There’s also Colorado Avalanche center Nazem Kadri, who turns 32 in October and is coming off a career year. The Kraken are becoming deep in centermen, though Wright and Beniers remain unproven and could probably use an older mentor.
Kraken general manager Ron Francis could also shore-up his defense by landing right-handed shot defenseman John Klingberg, a potential power play “quarterback” who turns 30 next month. Considering the Kraken also non-tendered defensemen Haydn Fleury and Dennis Cholowski, odds are good another defender is incoming.
There are less expensive options, starting with restricted free agents also non-tendered Monday, the most shocking being Dylan Strome, a 22-goal, 48-point Chicago Blackhawks center with four full seasons and parts of two others already at age 25.
Strome’s Chicago teammate, left wing Dominik Kubalik, 26, is also out there as a former 30 goal-scorer who popped 15 last season. So is Anaheim left wing Sonny Milano, 26, just had a breakout 14-goal season. Victor Mete, 26, is a puck-moving defender just cut loose by Ottawa.
Regardless of who Francis brings in, you get the sense he needs to make a splash of sorts.
Francis at the March trade deadline told reporters: “We do have the cap space. We do have the money. We still plan on being pretty active in free agency if we can be. Those are the things that can help us kind of turn things around.”
Mind you, he also said some draft picks acquired at the deadline — giving him 12 this year and 13 next summer — could be traded. “What it does is, it gives us some draft capital,” Francis said. “And we can go to the market in summertime. If teams need to move players, then we have those picks we can trade for players.”
That didn’t happen last week. And that adds pressure on the free agency end.
Sure, Francis could go for cheaper, lower upside moves and wait for Beniers and Wright to blossom. I’ve read analytical pieces stating that the Kraken aren’t “one player away” from contending and shouldn’t tie themselves up with big free agent contracts.
Thing is, they wouldn’t be signing that free agent for just next season.
Besides, they have goalie Philipp Grubauer signed for five more seasons at a team-high $5.9 million annually. Logic dictates they should try to maximize that investment while he’s here.

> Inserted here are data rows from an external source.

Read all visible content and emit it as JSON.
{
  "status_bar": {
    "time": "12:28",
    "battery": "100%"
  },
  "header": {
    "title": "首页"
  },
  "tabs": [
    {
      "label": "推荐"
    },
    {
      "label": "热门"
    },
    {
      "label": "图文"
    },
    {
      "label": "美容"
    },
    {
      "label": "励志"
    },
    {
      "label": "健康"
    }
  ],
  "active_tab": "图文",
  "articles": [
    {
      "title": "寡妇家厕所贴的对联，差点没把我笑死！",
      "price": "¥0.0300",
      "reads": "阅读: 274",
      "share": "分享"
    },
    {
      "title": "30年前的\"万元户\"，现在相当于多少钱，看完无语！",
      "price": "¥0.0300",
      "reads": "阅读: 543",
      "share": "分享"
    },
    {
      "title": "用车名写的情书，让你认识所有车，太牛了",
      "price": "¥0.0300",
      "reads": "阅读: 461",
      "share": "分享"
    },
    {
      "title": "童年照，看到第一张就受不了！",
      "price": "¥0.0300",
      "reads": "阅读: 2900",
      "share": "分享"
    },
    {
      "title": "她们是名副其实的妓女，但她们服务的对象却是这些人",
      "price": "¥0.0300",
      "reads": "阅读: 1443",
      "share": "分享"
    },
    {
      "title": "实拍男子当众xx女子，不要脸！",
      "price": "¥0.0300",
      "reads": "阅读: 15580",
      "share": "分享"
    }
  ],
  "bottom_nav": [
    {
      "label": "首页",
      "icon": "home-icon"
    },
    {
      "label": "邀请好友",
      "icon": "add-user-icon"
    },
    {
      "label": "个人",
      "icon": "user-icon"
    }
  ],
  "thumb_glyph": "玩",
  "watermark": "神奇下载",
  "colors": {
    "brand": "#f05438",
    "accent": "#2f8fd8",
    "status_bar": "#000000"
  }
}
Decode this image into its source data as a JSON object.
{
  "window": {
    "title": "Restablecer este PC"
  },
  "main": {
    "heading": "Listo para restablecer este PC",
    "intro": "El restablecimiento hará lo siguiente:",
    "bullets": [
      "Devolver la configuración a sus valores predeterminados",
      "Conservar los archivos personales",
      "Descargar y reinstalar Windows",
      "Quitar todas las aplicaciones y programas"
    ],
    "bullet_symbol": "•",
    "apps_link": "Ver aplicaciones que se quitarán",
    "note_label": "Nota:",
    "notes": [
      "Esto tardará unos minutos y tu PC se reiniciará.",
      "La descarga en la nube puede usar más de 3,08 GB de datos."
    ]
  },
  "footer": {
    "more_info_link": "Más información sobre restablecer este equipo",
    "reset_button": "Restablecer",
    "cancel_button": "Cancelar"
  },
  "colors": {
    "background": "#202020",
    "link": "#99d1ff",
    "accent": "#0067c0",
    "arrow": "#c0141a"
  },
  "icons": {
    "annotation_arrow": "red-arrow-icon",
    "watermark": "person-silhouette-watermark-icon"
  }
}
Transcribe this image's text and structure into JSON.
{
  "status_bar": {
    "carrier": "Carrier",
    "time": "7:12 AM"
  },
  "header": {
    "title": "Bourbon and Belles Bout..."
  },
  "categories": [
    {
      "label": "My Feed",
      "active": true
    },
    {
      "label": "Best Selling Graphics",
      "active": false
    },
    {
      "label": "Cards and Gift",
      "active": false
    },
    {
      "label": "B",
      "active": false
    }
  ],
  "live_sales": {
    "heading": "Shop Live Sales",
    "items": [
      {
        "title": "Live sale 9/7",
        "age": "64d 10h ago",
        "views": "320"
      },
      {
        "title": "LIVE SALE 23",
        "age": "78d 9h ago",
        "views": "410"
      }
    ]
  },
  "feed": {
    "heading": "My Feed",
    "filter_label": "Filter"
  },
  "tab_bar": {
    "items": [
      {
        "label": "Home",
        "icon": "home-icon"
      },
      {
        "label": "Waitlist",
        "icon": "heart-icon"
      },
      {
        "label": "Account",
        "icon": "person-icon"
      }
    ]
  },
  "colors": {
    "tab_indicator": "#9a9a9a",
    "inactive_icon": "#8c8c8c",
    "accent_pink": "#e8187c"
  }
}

Or, put it this way.
Buffalo from 2013 through last year’s draft had two Nos. 1 overall, two Nos. 2 overall and seven top-10 selections while failing to make the playoffs. New Jersey over the same span had two Nos. 1 overall, a No. 4, a No. 6 and a No. 7, while making the playoffs once and zero times the last four seasons.
Even with the highest of draft picks, it can take years to assemble a playoff team through mostly that route.
The Kraken are trying to establish a local presence and don’t want to wait five years to become playoff contenders just as Grubauer’s deal expires. Francis himself said post-trade-deadline he told his players that “we didn’t do all this to draft and develop and be good five years from now.”
So, starting Wednesday, they’ll undoubtedly try to speed things along. And we’ll see how significantly they can infuse this team so that any future Kraken stare downs are accompanied by mocking gestures at that game’s scoreboard.